### EXERCISE AIM:
From the entries that follow, copy each line in which "image" appears.

### GIVEN DATA ###

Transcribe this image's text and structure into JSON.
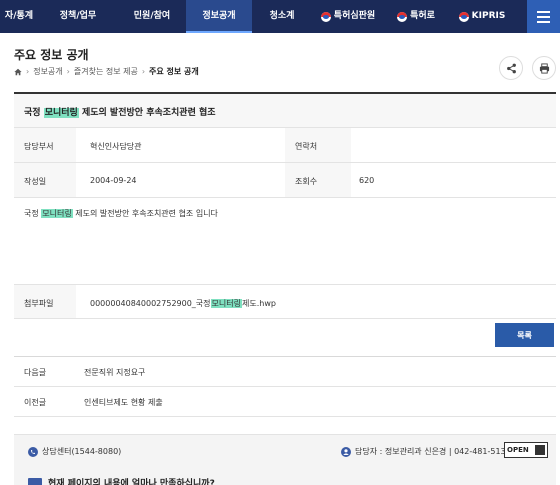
{
  "topnav": {
    "items": [
      "자/통계",
      "정책/업무",
      "민원/참여",
      "정보공개",
      "청소계"
    ],
    "external": [
      "특허심판원",
      "특허로",
      "KIPRIS"
    ],
    "active_index": 3
  },
  "page": {
    "title": "주요 정보 공개",
    "breadcrumb": [
      "정보공개",
      "즐겨찾는 정보 제공",
      "주요 정보 공개"
    ]
  },
  "post": {
    "title_prefix": "국정 ",
    "title_highlight": "모니터링",
    "title_suffix": " 제도의 발전방안 후속조치관련 협조",
    "dept_label": "담당부서",
    "dept_value": "혁신인사담당관",
    "contact_label": "연락처",
    "contact_value": "",
    "date_label": "작성일",
    "date_value": "2004-09-24",
    "views_label": "조회수",
    "views_value": "620",
    "body_prefix": "국정 ",
    "body_highlight": "모니터링",
    "body_suffix": " 제도의 발전방안 후속조치관련 협조 입니다",
    "attach_label": "첨부파일",
    "attach_prefix": "0000004084000275290​0_국정",
    "attach_highlight": "모니터링",
    "attach_suffix": "제도.hwp"
  },
  "list_button": "목록",
  "nav": {
    "next_label": "다음글",
    "next_value": "전문직위 지정요구",
    "prev_label": "이전글",
    "prev_value": "인센티브제도 현황 제출"
  },
  "footer": {
    "call_center": "상담센터(1544-8080)",
    "manager": "담당자 : 정보관리과 신은경 | 042-481-5136",
    "open_badge": "OPEN",
    "survey": "현재 페이지의 내용에 얼마나 만족하십니까?"
  }
}
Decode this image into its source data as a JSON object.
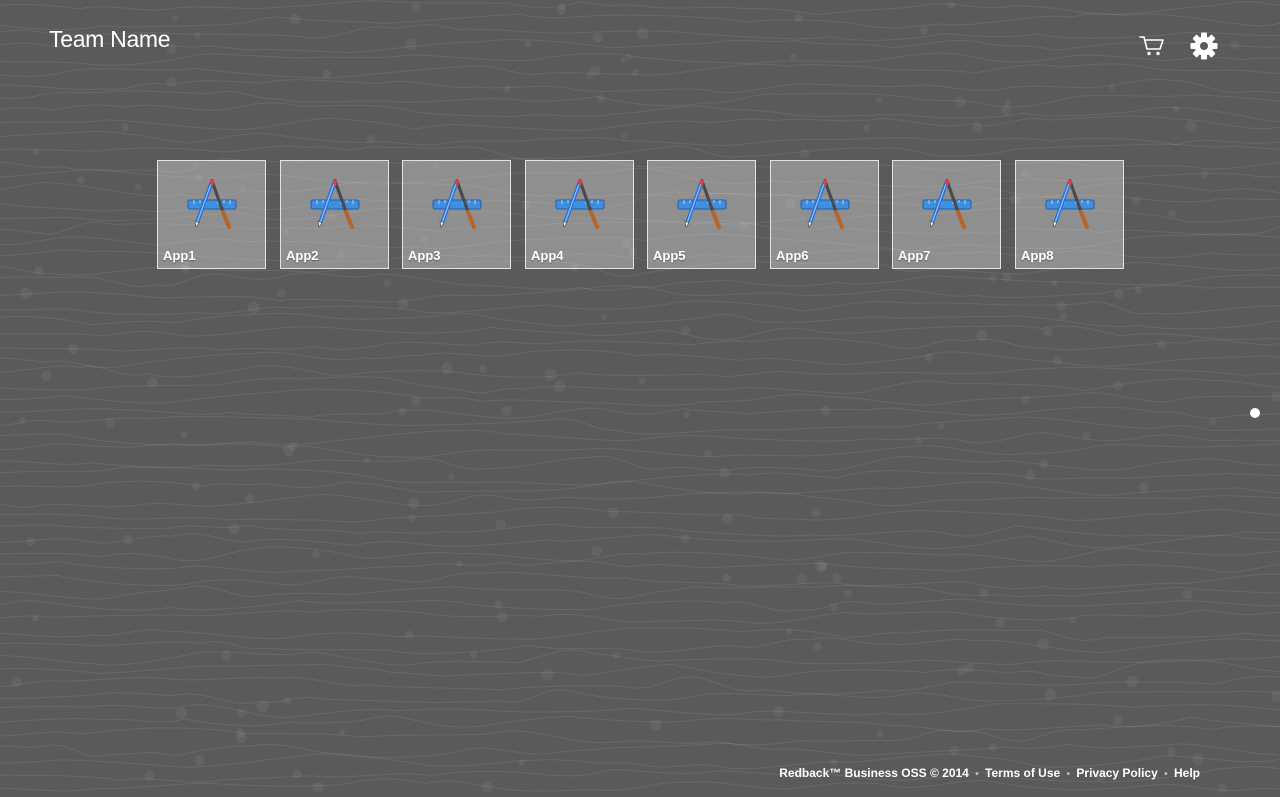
{
  "header": {
    "team_name": "Team Name",
    "cart_icon": "shopping-cart-icon",
    "settings_icon": "gear-icon"
  },
  "apps": [
    {
      "label": "App1",
      "icon": "xcode-app-icon"
    },
    {
      "label": "App2",
      "icon": "xcode-app-icon"
    },
    {
      "label": "App3",
      "icon": "xcode-app-icon"
    },
    {
      "label": "App4",
      "icon": "xcode-app-icon"
    },
    {
      "label": "App5",
      "icon": "xcode-app-icon"
    },
    {
      "label": "App6",
      "icon": "xcode-app-icon"
    },
    {
      "label": "App7",
      "icon": "xcode-app-icon"
    },
    {
      "label": "App8",
      "icon": "xcode-app-icon"
    }
  ],
  "pagination": {
    "pages": 1,
    "current": 1
  },
  "footer": {
    "copyright": "Redback™ Business OSS © 2014",
    "terms": "Terms of Use",
    "privacy": "Privacy Policy",
    "help": "Help",
    "separator": "•"
  },
  "colors": {
    "background": "#5a5a5a",
    "tile_fill": "rgba(255,255,255,0.32)",
    "text": "#ffffff"
  }
}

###

### EXPECTED ANSWER:
Transcribe this image's text and structure into JSON.
Decode this image into its source data as a JSON object.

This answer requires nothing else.